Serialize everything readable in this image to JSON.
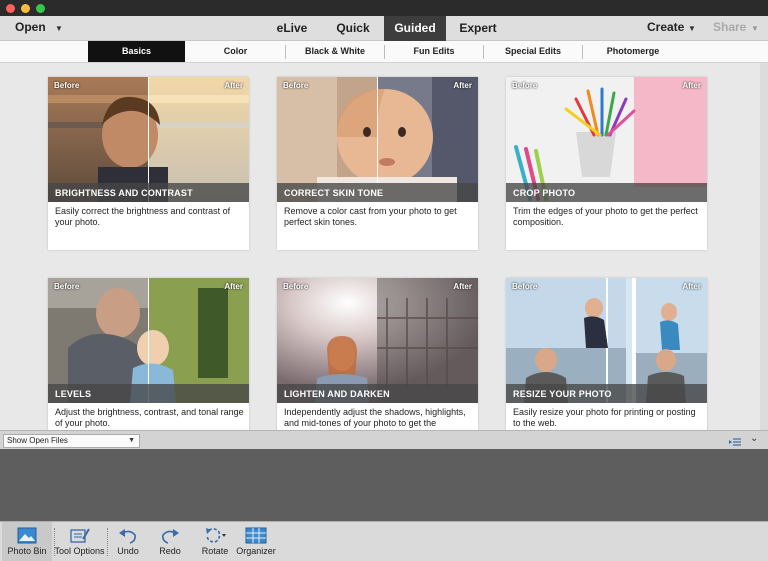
{
  "menu": {
    "open": "Open",
    "create": "Create",
    "share": "Share"
  },
  "modes": [
    "eLive",
    "Quick",
    "Guided",
    "Expert"
  ],
  "guided_tabs": [
    "Basics",
    "Color",
    "Black & White",
    "Fun Edits",
    "Special Edits",
    "Photomerge"
  ],
  "cards": [
    {
      "before": "Before",
      "after": "After",
      "title": "BRIGHTNESS AND CONTRAST",
      "desc": "Easily correct the brightness and contrast of your photo."
    },
    {
      "before": "Before",
      "after": "After",
      "title": "CORRECT SKIN TONE",
      "desc": "Remove a color cast from your photo to get perfect skin tones."
    },
    {
      "before": "Before",
      "after": "After",
      "title": "CROP PHOTO",
      "desc": "Trim the edges of your photo to get the perfect composition."
    },
    {
      "before": "Before",
      "after": "After",
      "title": "LEVELS",
      "desc": "Adjust the brightness, contrast, and tonal range of your photo."
    },
    {
      "before": "Before",
      "after": "After",
      "title": "LIGHTEN AND DARKEN",
      "desc": "Independently adjust the shadows, highlights, and mid-tones of your photo to get the"
    },
    {
      "before": "Before",
      "after": "After",
      "title": "RESIZE YOUR PHOTO",
      "desc": "Easily resize your photo for printing or posting to the web."
    }
  ],
  "panel": {
    "dropdown": "Show Open Files"
  },
  "tools": [
    "Photo Bin",
    "Tool Options",
    "Undo",
    "Redo",
    "Rotate",
    "Organizer"
  ],
  "colors": {
    "accent_tab": "#111111",
    "mode_active": "#3d3d3d",
    "card_title_bg": "#464646"
  }
}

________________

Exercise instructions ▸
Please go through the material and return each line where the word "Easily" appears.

Expected output ▸
      "desc": "Easily correct the brightness and contrast of your photo."
      "desc": "Easily resize your photo for printing or posting to the web."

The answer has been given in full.